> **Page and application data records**

--

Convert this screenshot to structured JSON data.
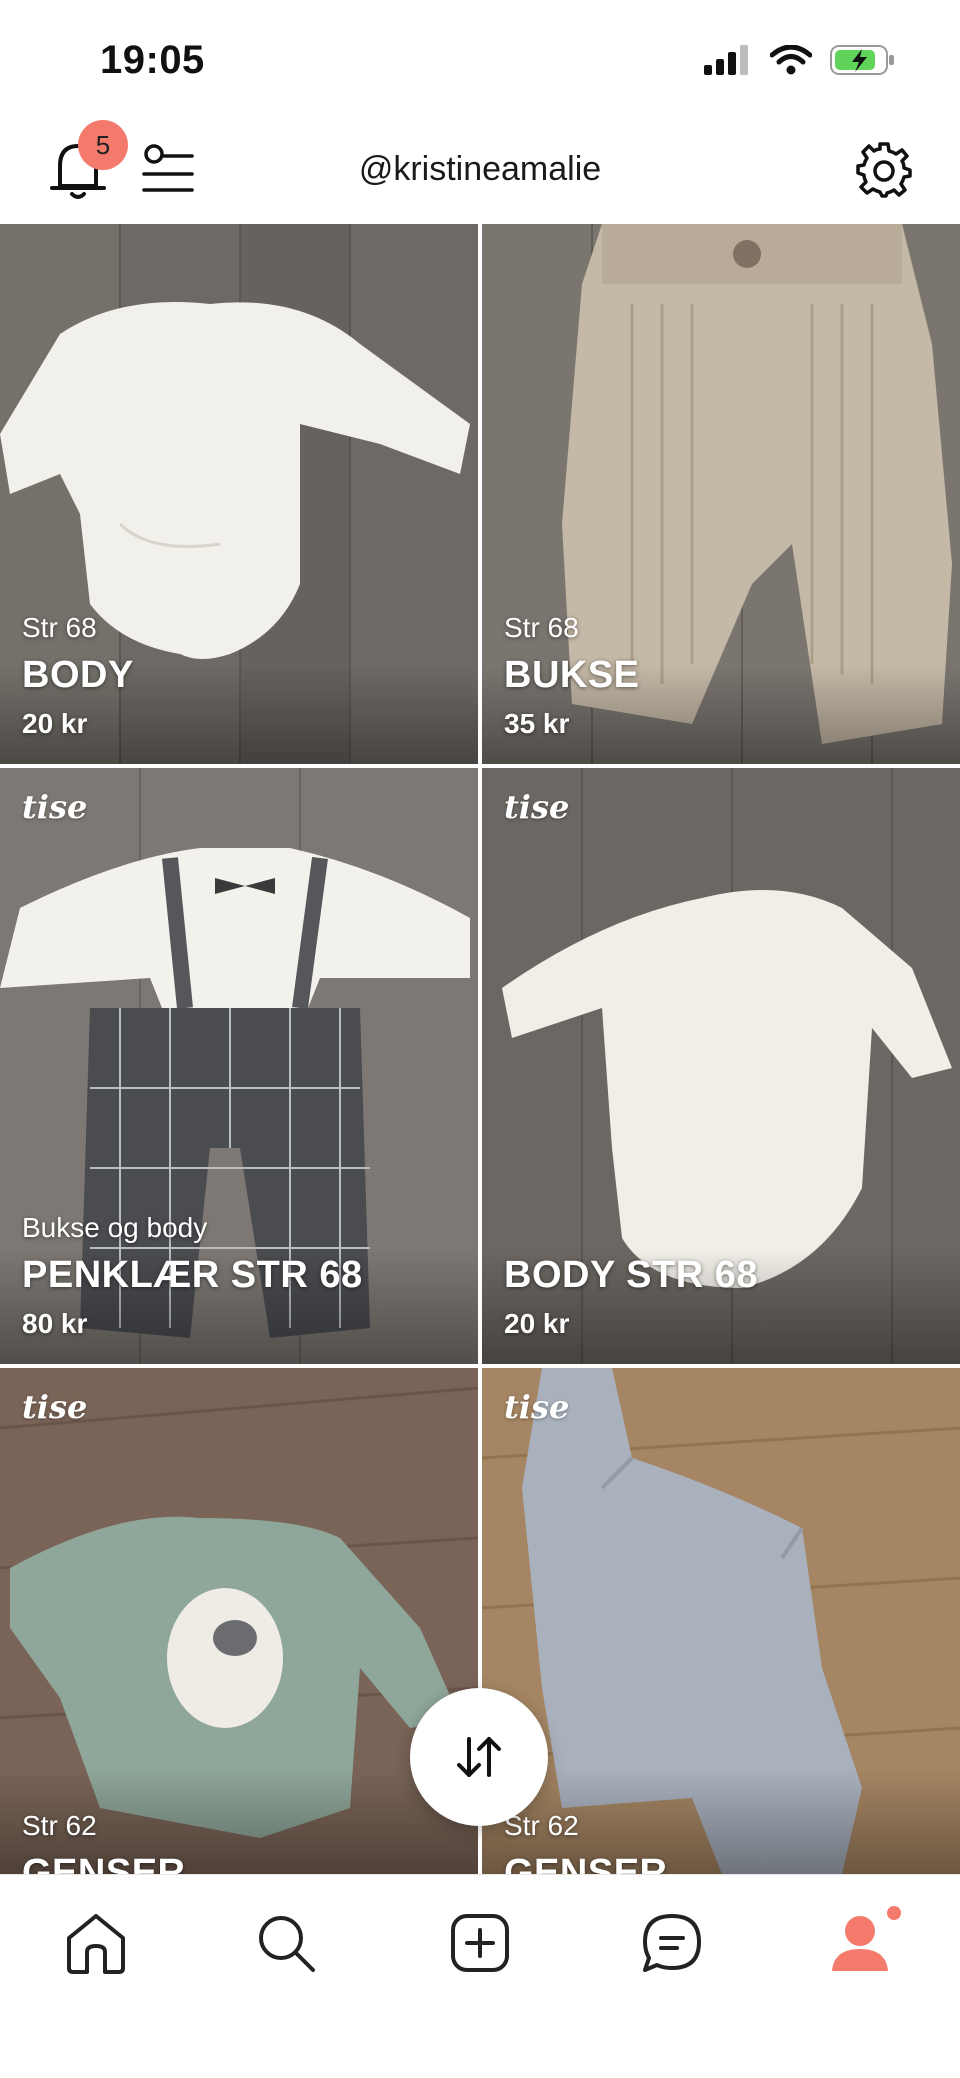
{
  "status_bar": {
    "time": "19:05"
  },
  "header": {
    "username": "@kristineamalie",
    "notification_count": "5"
  },
  "listings": [
    {
      "subtitle": "Str 68",
      "title": "BODY",
      "price": "20 kr",
      "brand_watermark": ""
    },
    {
      "subtitle": "Str 68",
      "title": "BUKSE",
      "price": "35 kr",
      "brand_watermark": ""
    },
    {
      "subtitle": "Bukse og body",
      "title": "PENKLÆR STR 68",
      "price": "80 kr",
      "brand_watermark": "tise"
    },
    {
      "subtitle": "",
      "title": "BODY STR 68",
      "price": "20 kr",
      "brand_watermark": "tise"
    },
    {
      "subtitle": "Str 62",
      "title": "GENSER",
      "price": "",
      "brand_watermark": "tise"
    },
    {
      "subtitle": "Str 62",
      "title": "GENSER",
      "price": "",
      "brand_watermark": "tise"
    }
  ],
  "bottom_nav": {
    "items": [
      "home-icon",
      "search-icon",
      "add-icon",
      "messages-icon",
      "profile-icon"
    ],
    "active": "profile-icon"
  },
  "colors": {
    "accent": "#f47a6c",
    "floor_dark": "#6f6a66",
    "floor_light": "#9a8f84"
  }
}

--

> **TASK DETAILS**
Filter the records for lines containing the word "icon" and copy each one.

> **WRITTEN SOLUTION**
      "home-icon",
      "search-icon",
      "add-icon",
      "messages-icon",
      "profile-icon"
    "active": "profile-icon"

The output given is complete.